When a Pennsylvania woman walks down the aisle in May, shell be bringing the love and tradition of 10 other brides along with her. - photo by Jessica Ivins
BETHLEHEM, Penn. When a Pennsylvania woman walks down the aisle in May, shell be bringing the love and tradition of 10 other brides along with her.

Abigail Kingston will be the 11th woman on her mothers side of the family to wear a wedding dress first donned by her great-great-grandmother Mary Lowry Warren more than 120 years ago, according to Daily Mail.

When Kingston first got engaged to fianc Jason Curtis, she was determined to join the tradition of family brides to wear the heirloom. But tracking it down was trickier than shed hoped the dress hadnt been worn since 1991.

Kingston and her mother Leslie the sixth bride to take her wedding vows in the dress finally discovered the dress was in the possession of family member Sara Seiler Ogden, who wore the dress at her 1960 wedding. Ogden shipped it along, but when the package arrived at Kingstons doorstep, she was heartbroken.

It was a dingy brown and had all this lace applique all over it to cover damage from wear and tear over the years, Kingston told the Daily News.
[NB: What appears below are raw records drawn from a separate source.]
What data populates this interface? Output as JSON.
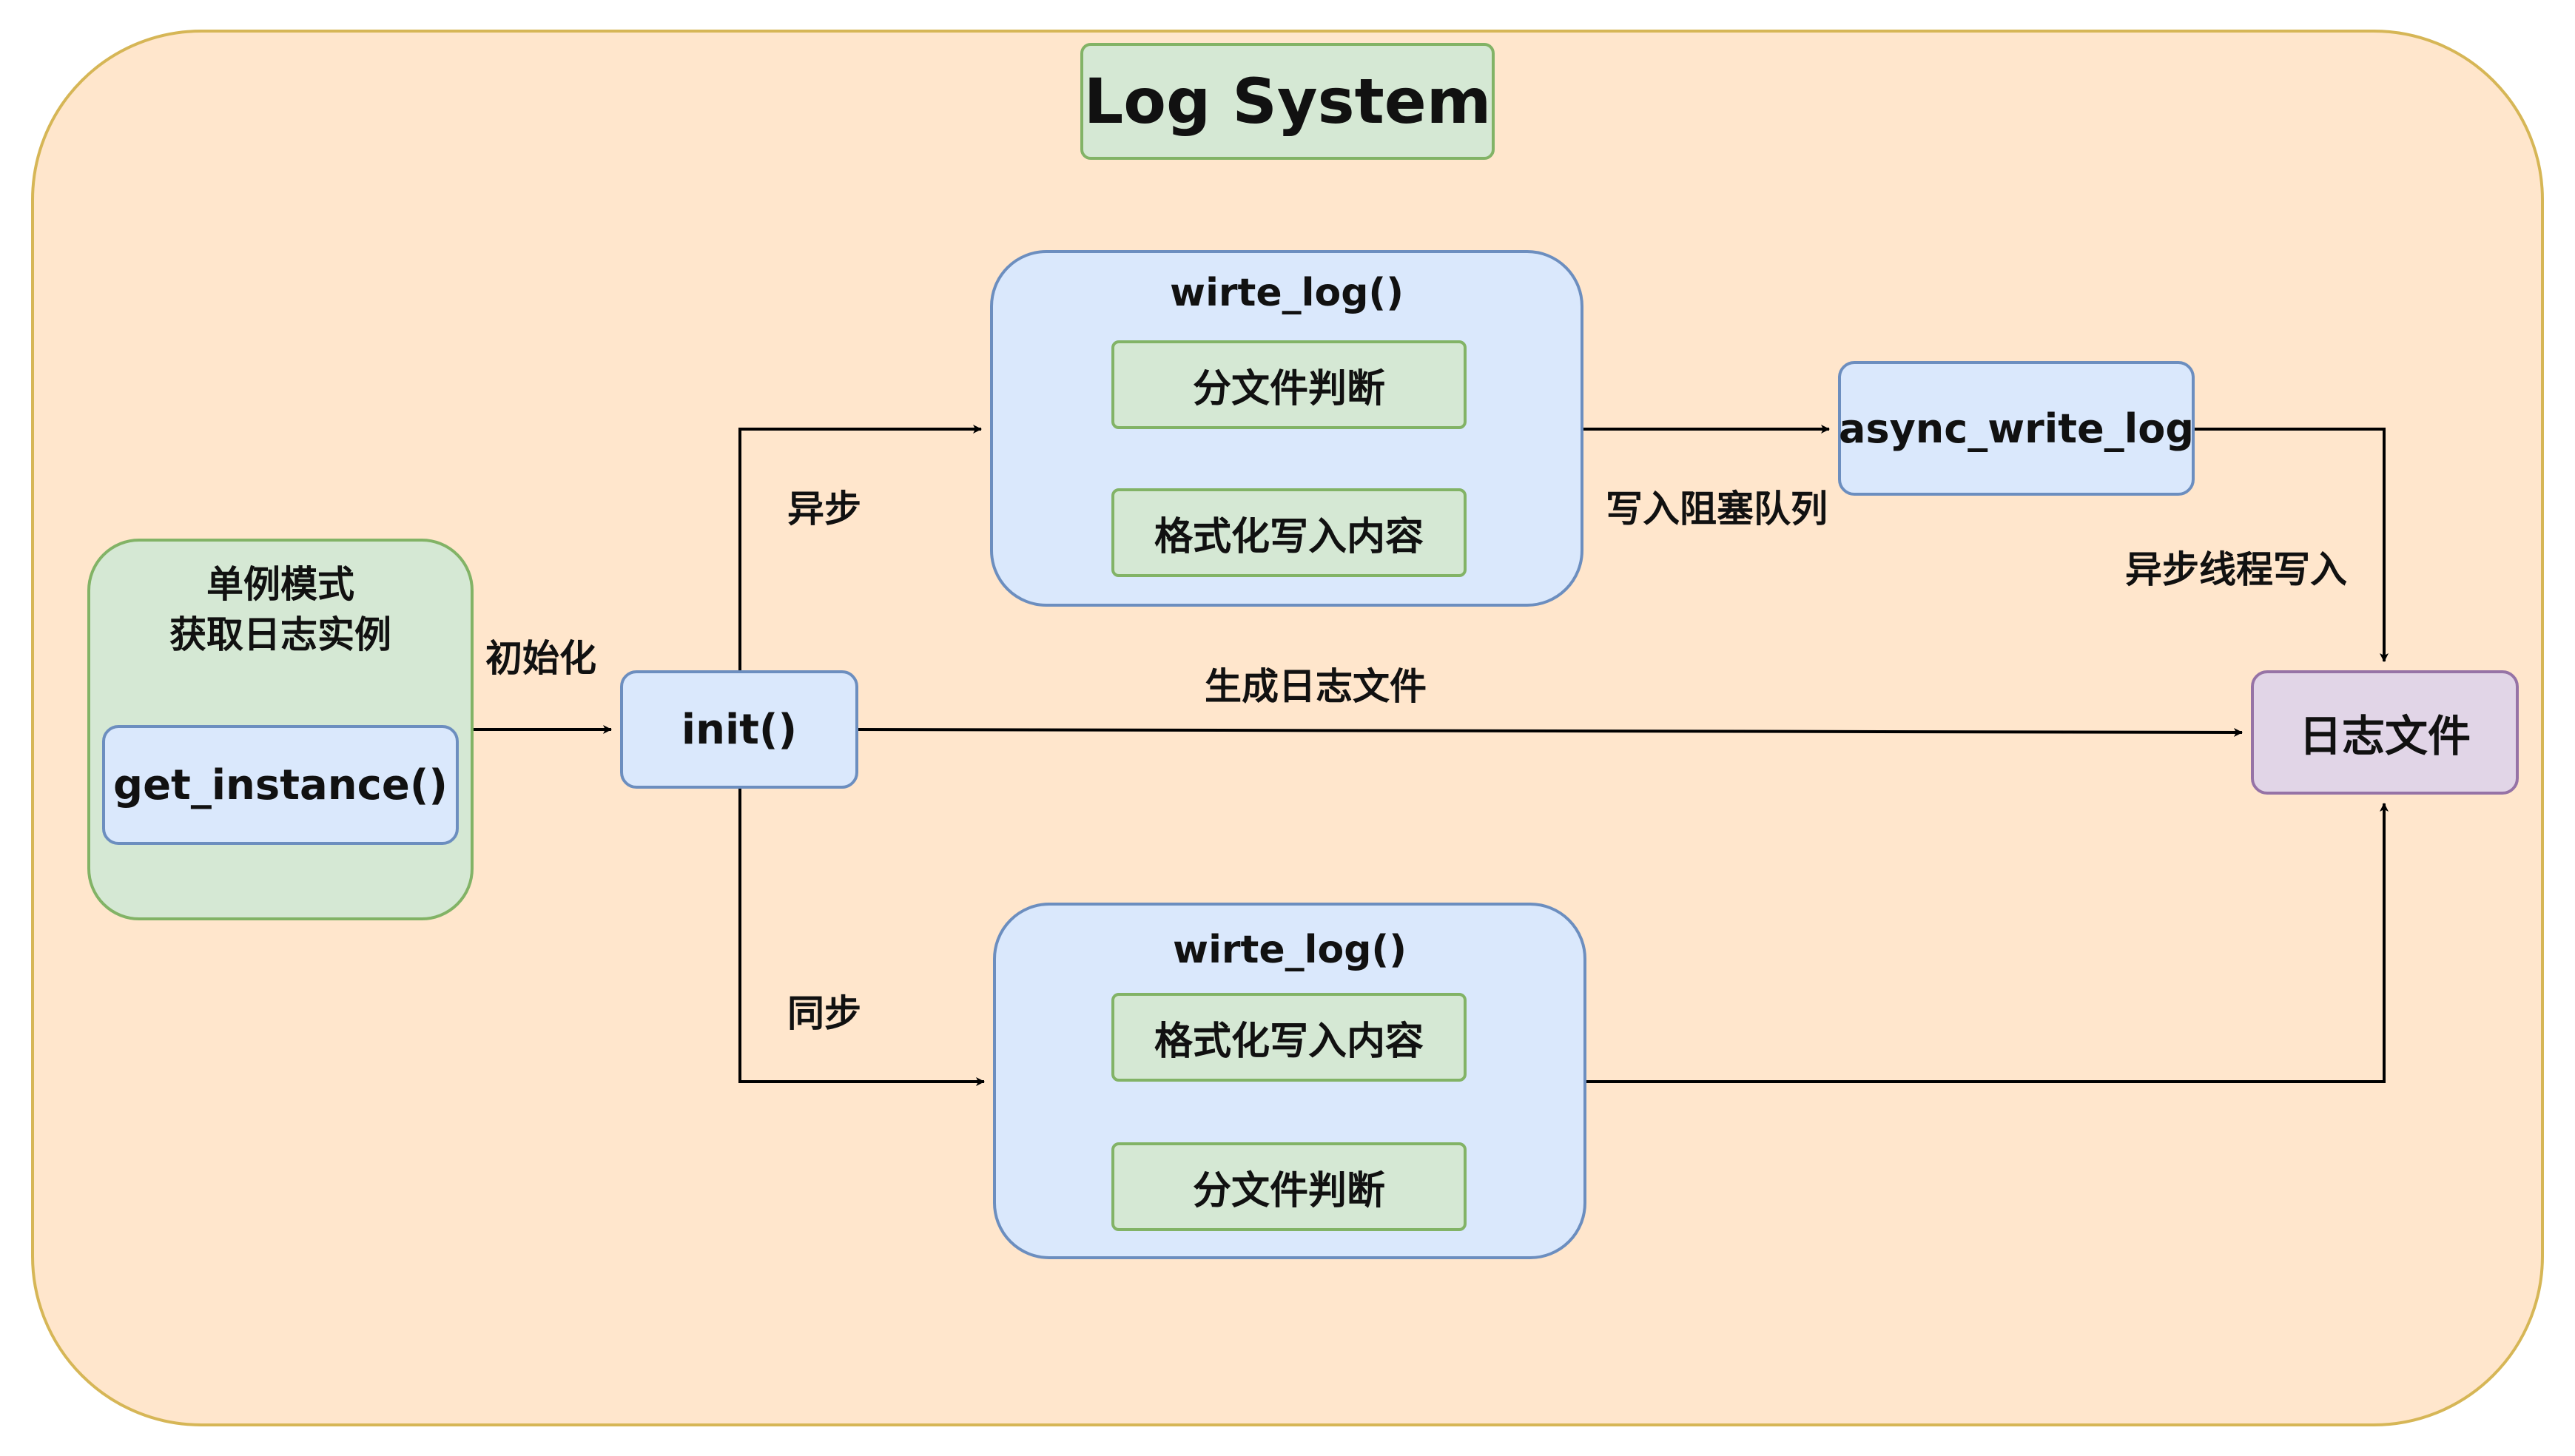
{
  "title": "Log System",
  "singleton": {
    "caption_line1": "单例模式",
    "caption_line2": "获取日志实例",
    "method": "get_instance()"
  },
  "init": {
    "label": "init()"
  },
  "async_branch": {
    "label": "异步",
    "box_title": "wirte_log()",
    "step1": "分文件判断",
    "step2": "格式化写入内容"
  },
  "sync_branch": {
    "label": "同步",
    "box_title": "wirte_log()",
    "step1": "格式化写入内容",
    "step2": "分文件判断"
  },
  "async_writer": {
    "label": "async_write_log"
  },
  "log_file": {
    "label": "日志文件"
  },
  "edge_labels": {
    "initialize": "初始化",
    "create_file": "生成日志文件",
    "write_queue": "写入阻塞队列",
    "async_thread_write": "异步线程写入"
  },
  "colors": {
    "background": "#ffe6cc",
    "background_border": "#d6b656",
    "green_fill": "#d5e8d4",
    "green_border": "#82b366",
    "blue_fill": "#dae8fc",
    "blue_border": "#6c8ebf",
    "purple_fill": "#e1d5e7",
    "purple_border": "#9673a6"
  }
}
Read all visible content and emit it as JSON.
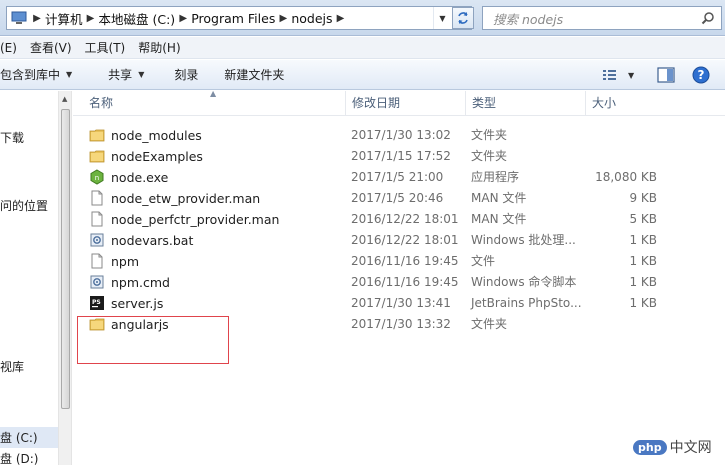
{
  "address": {
    "segments": [
      "计算机",
      "本地磁盘 (C:)",
      "Program Files",
      "nodejs"
    ]
  },
  "search": {
    "placeholder": "搜索 nodejs"
  },
  "menu": [
    {
      "label": "(E)"
    },
    {
      "label": "查看(V)"
    },
    {
      "label": "工具(T)"
    },
    {
      "label": "帮助(H)"
    }
  ],
  "toolbar": {
    "include_label": "包含到库中",
    "share_label": "共享",
    "burn_label": "刻录",
    "new_folder_label": "新建文件夹"
  },
  "nav": {
    "items": [
      {
        "label": "下载"
      },
      {
        "label": "问的位置"
      },
      {
        "label": "视库"
      },
      {
        "label": "盘 (C:)"
      },
      {
        "label": "盘 (D:)"
      }
    ]
  },
  "columns": {
    "name": "名称",
    "modified": "修改日期",
    "type": "类型",
    "size": "大小"
  },
  "files": [
    {
      "name": "node_modules",
      "modified": "2017/1/30 13:02",
      "type": "文件夹",
      "size": "",
      "icon": "folder-icon"
    },
    {
      "name": "nodeExamples",
      "modified": "2017/1/15 17:52",
      "type": "文件夹",
      "size": "",
      "icon": "folder-icon"
    },
    {
      "name": "node.exe",
      "modified": "2017/1/5 21:00",
      "type": "应用程序",
      "size": "18,080 KB",
      "icon": "nodejs-exe-icon"
    },
    {
      "name": "node_etw_provider.man",
      "modified": "2017/1/5 20:46",
      "type": "MAN 文件",
      "size": "9 KB",
      "icon": "file-icon"
    },
    {
      "name": "node_perfctr_provider.man",
      "modified": "2016/12/22 18:01",
      "type": "MAN 文件",
      "size": "5 KB",
      "icon": "file-icon"
    },
    {
      "name": "nodevars.bat",
      "modified": "2016/12/22 18:01",
      "type": "Windows 批处理...",
      "size": "1 KB",
      "icon": "batch-file-icon"
    },
    {
      "name": "npm",
      "modified": "2016/11/16 19:45",
      "type": "文件",
      "size": "1 KB",
      "icon": "file-icon"
    },
    {
      "name": "npm.cmd",
      "modified": "2016/11/16 19:45",
      "type": "Windows 命令脚本",
      "size": "1 KB",
      "icon": "batch-file-icon"
    },
    {
      "name": "server.js",
      "modified": "2017/1/30 13:41",
      "type": "JetBrains PhpSto...",
      "size": "1 KB",
      "icon": "phpstorm-file-icon"
    },
    {
      "name": "angularjs",
      "modified": "2017/1/30 13:32",
      "type": "文件夹",
      "size": "",
      "icon": "folder-icon"
    }
  ],
  "watermark": {
    "badge": "php",
    "text": "中文网"
  },
  "colors": {
    "highlight_box": "#e0444c",
    "header_text": "#4c607a",
    "folder": "#e8c25a"
  }
}
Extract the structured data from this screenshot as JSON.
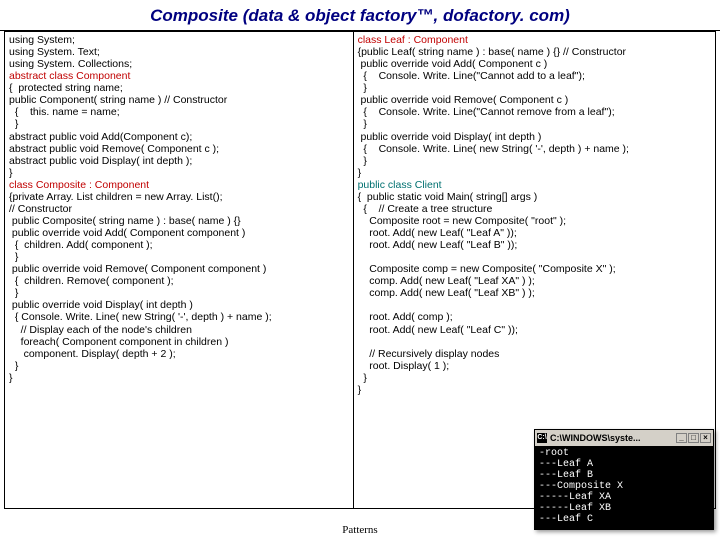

I put on the top and it was almost a crop top on me, and the skirt had been cut short.

Kingston had all but lost hope when a family friend recommended a dressmaker who could help her return the dress to its former glory. The restoration proved to be a daunting task, even for the most seasoned designer.

Deborah had restored gowns before, but never one worn by 10 other brides, Kingston said. She spent 200 hours bringing it back to life.

The tradition of the dress actually took about 50 years to commence Warrens own daughter had no interest in wearing her mothers Victorian-era satin gown at her own wedding, according to the Daily Mail. It was Warrens granddaughter Jane Woodruff who first followed in her grandmothers footsteps and wore the dress in her 1946 wedding.

Over the years, the brides altered the dress to cover damage and meet the styles of the times.

Everyone kept cutting away and cutting away at it, especially in the 80s, Kingston told the Daily News. Now its in style in that its tea length, but it was never meant for that.

The dress had to be altered in a big way to get it back to what Warren first wore in 1895, something that Kingston felt a bit sad about. But the end result is a stunning tribute to the woman who started it all.

Kingston and Curtis will exchange I dos on Oct. 17. Kingston plans to wear a new dress for the ceremony, but will change into the family heirloom gown for the cocktail hour, the Daily News reports. Shell be covered in the something borrowed department also wearing her great-grandmothers ring and her grandmothers locket.

Photos of each of the 10 previous brides wearing the gown will be on display at the wedding.

Its not just the dress thats been handed down, its the love, she said.